The Forgotten Ford Explorer Surf Truck Built For The Beach

If at first glance, you think this Ford concept Explorer from 1990 belongs in the garage at Barbie's Beach Bungalow, you would not be wrong. It's so rad(ical) because it unabashedly embraces the era's vibe for all its worth. So what was Ford thinking?

Over the years, Ford has designed and built hundreds (if not thousands) of concept cars that only made it as far as a one-off display at a car show. The whole point is to provide an idea that something — from advanced high-tech doodads to wild and crazy styling — can actually be made into a functional ride the public will like and the automaker can produce. Many concept cars never make it past this phase, however, and are either destroyed, displayed at a car museum, or sold to a car collector for a pretty penny.

Throughout most of the 1980s, car companies were producing boxy beasts of burden. As Motor Trend put it, they "brought us some real crap." As the dawning of a new decade approached, Ford wanted to shake things up, so it reached into its bag of tricks and took a radical, bold approach with a new Sport Utility Vehicle (SUV) — the Explorer.

The first one rolled off the production floor in 1991, and alongside the Jeep Grand Cherokee, are credited with spurring the "modern SUV craze." These newfangled vehicles would soon make us forget about the stodgy family truckster station wagons that had come before.

Cowabunga dude!

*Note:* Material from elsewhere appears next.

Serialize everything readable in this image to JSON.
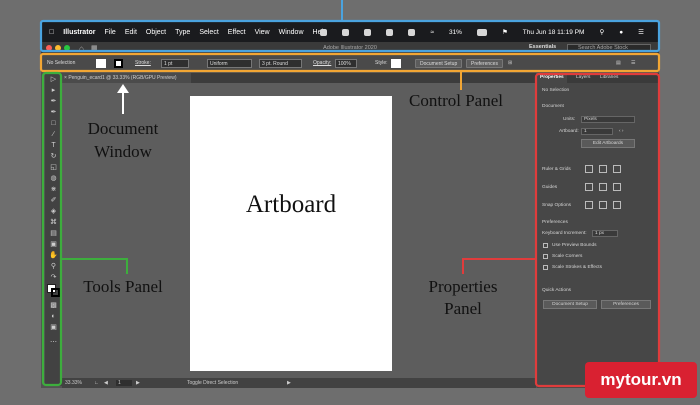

In the runup to production, Ford wasn't satisfied with just the one Explorer rolling out to the general public. At the 1990 North American International Auto Show in Detroit, it showed people a whole different Explorer called the "Surf." By looking at it, you knew it was aimed at a much younger crowd.

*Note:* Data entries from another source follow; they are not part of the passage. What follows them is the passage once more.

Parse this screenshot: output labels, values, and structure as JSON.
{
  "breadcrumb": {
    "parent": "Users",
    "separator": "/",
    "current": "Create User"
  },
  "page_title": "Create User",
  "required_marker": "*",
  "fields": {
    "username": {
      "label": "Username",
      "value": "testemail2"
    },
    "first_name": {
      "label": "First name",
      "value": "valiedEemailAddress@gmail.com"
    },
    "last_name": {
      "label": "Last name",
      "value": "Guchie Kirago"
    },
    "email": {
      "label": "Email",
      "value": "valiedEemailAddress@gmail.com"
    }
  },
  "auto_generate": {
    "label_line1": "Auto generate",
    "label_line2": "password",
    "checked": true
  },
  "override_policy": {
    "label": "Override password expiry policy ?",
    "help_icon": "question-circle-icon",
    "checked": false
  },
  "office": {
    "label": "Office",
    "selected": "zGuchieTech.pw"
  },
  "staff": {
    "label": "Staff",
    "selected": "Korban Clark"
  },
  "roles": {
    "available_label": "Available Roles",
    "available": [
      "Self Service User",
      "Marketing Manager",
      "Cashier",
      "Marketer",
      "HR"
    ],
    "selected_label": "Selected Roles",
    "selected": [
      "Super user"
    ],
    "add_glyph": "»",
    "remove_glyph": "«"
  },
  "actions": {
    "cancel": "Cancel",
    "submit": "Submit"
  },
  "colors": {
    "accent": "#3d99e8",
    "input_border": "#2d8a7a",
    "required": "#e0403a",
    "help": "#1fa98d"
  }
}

In fact, it was quite literally marketed by Ford as a "leisure vehicle" that would be "a fun way to get to the beach." This beachrunner version of the Explorer came with a removable roof, but the tailgate wouldn't open. Nothing covered the back half of the vehicle, so it was genuinely open air. It had four high-intensity moveable spotlights on a top bar, with another four centered in the grill in an odd and not entirely helpful formation. The massive 15-inch wide wheels came with spherical covers that kept sand and grit out of the hub, while swing-out speakers completed the far-out features of this Ford.

A lusciously lavender lacquer, which Ford Truck Enthusiasts aptly referred to as "Pepto Bismal pink," wrapped the front half of this beachy vehicle. The color changes midship, wherein the words "Surf" are stenciled on the door amidst what can best be described as a graphic depicting waves and bubbly surf. The back half of the SUV was awash in a seafoam green color, perhaps meant to represent the ocean.

Ford never released any specs about the car, and very few images or videos exist. As far as anyone knows, it was only shown at the one Detroit show in 1990 and sunk below the waves never to be seen again.